Delivering a one-year spending review to parliament today, the chancellor, Sajid Javid, promised “a decade of renewal” as he outlined the government’s spending plans to cover the first year outside the EU. Javid said there would be an extra £13.4bn in public spending for 2020-21 and that no government department will have its budget cut next year in real terms. “This is what I mean by the end of austerity,” said Javid.
The chancellor was keen to signal an increase in spending across a number of areas. These included £432m in additional funds for the Department for Environment, Food and Rural Affairs to tackle climate issues and more for infrastructure generally when the government publishes its infrastructure strategy review later this year.
Voter-friendly areas of policing, education and health were all singled out by Javid for extra cash. Although his statement was light on detailed pledges for the construction sector, the mood music might seem to suggest a new approach to infrastructure investment in the budget in November – provided this government lasts that long, given current speculation about an impending general election.
The industry and business organisations gave a cautious welcome to the chancellor’s statement. Hannah Vickers, chief executive of the Association for Consultancy and Engineering, said: “ACE welcomes the chancellor’s announcement that he is committed to an infrastructure revolution that will see greater investments made to our existing and much needed new infrastructure networks. We also welcome his announcement that the government will accept the new public value framework which will see spending decisions based on outcomes not just costs, which we have campaigned for. As an industry we’re ready and relish this shift towards a more productive relationship - preparing our value-based business models to launch in the autumn.
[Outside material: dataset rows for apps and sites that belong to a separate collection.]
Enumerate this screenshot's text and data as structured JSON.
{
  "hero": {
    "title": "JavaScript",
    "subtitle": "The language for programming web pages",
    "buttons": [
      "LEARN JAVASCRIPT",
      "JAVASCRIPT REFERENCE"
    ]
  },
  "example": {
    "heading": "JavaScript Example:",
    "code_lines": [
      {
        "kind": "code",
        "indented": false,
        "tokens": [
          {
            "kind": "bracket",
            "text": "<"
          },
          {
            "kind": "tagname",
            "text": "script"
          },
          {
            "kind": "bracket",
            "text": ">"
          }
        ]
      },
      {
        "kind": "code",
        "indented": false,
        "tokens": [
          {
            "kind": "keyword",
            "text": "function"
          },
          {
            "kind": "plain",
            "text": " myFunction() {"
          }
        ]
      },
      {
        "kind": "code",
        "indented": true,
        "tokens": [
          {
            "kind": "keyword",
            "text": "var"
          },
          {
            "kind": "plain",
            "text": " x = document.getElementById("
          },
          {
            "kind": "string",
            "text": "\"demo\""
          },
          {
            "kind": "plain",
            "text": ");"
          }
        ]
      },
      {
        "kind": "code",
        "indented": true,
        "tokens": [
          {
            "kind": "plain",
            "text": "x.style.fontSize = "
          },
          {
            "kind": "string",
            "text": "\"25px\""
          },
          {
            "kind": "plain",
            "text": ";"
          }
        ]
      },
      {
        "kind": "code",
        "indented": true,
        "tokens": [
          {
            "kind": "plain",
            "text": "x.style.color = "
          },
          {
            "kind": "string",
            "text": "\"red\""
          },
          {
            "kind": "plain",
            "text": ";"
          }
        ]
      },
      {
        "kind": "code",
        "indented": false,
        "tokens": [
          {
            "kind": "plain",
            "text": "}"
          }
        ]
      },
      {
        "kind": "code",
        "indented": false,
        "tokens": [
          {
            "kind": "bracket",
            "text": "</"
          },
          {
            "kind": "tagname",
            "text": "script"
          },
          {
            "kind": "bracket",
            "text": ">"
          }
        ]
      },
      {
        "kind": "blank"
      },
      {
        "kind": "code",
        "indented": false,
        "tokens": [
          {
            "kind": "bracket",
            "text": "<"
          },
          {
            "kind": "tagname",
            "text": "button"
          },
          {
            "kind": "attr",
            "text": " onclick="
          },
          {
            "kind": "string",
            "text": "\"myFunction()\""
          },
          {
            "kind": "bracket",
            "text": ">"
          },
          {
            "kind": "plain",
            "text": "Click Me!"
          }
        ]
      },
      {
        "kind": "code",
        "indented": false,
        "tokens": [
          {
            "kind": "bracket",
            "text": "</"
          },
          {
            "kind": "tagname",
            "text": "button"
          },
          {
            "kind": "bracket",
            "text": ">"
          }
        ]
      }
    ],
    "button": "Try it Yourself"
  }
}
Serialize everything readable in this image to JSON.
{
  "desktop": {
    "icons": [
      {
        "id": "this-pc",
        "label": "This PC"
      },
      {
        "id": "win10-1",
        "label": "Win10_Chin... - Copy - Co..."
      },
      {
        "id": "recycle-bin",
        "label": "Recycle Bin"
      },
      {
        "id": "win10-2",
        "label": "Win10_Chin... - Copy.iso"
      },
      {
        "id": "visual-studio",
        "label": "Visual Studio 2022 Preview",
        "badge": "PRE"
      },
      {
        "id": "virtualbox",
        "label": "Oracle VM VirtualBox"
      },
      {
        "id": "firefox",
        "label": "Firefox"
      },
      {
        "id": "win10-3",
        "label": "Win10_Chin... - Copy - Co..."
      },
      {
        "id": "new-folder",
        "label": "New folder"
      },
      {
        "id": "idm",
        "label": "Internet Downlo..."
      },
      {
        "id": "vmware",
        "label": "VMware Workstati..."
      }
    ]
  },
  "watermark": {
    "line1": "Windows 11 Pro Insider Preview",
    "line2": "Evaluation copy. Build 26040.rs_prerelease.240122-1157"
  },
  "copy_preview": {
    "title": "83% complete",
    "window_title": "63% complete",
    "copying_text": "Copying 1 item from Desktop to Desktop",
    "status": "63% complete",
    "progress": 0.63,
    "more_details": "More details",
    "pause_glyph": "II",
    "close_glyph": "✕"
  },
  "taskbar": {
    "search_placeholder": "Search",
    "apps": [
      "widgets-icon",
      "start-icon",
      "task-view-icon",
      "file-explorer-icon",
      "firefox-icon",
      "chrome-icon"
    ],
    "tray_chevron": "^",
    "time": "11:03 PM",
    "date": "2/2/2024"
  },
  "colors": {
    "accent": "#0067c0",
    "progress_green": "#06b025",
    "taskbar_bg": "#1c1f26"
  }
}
"We do, however, note that the real details of the type of investment will be made later in the year in the National Infrastructure Strategy and so we will reserve our judgment till then. With all the political uncertainty that exists in Westminster, it is important that all parties understand that long-term infrastructure investment decision must be made in the national interest and not just for short term political gain.”
Chair of the National Infrastructure Commission, Sir John Armitt, said: “The chancellor is right to recognise the UK must up its game on infrastructure, but any revolutionary plans for digital connectivity, improvements to failing urban transport networks and expanding clean energy must be translated into effective actions. The government must therefore ensure its forthcoming National Infrastructure Strategy is truly long-term in outlook, backed by clear goals and stable and ambitious funding and genuinely committed to a change in approach.
“Such a transformative shift is essential if our country is to thrive and cope with the challenges of a growing population and the impacts of climate change. Fortunately, the chancellor has in our National Infrastructure Assessment a costed, strategic and deliverable blueprint for how that can be achieved. We hope he is true to his word and accepts our expert advice.”
Jasmine Whitbread, chief executive of London First, said: “This is a missed opportunity at a time of great uncertainty for the economy. Instead of ploughing even more money into no-deal planning – an outcome that must be avoided at all costs – the government should have helped shore up business confidence and galvanise growth through a long-term commitment to investing in critical infrastructure.
“When it publishes its infrastructure strategy later this year, the government must urgently implement the recommendations of the independent National Infrastructure Commission and commit to investing a minimum 1.2% of GDP in vital projects across the country, to deliver Northern Powerhouse Rail and Crossrail 2, alongside vital tube upgrades.”
Mark Robinson, Scape Group chief executive, said: “It's promising to see the chancellor recognise the UK has fallen behind its competitors thanks to our underinvestment in infrastructure. However, today’s announcement lacked clarity on any fresh funding or detailed plans to rectify the problem. Crossrail is still falling behind, yesterday fresh industry data reignited fears that the construction sector is falling into recession – and HS2 could now be delayed by up to seven years. Stronger transport links between UK cities is vital for the economy to prosper nationwide. The “infrastructure revolution” can’t wait. We need action now.”
Jason Millett, Mace's chief operating officer for consultancy, said: “The chancellor’s commitment to prioritise infrastructure spending is a welcome development today. Investing in regions will be key to rebalancing Britain’s economy so that it is fit for purpose post-Brexit. The funding announced for the Manchester to Leeds section of Northern Powerhouse Rail is an example of how this economic rebalance could be achieved. What is now needed – and will hopefully come from the vision outlined in the chancellor’s proposed infrastructure strategy, due to be announced in more detail this autumn – is a firm commitment to delivering both Northern Powerhouse Rail and HS2.”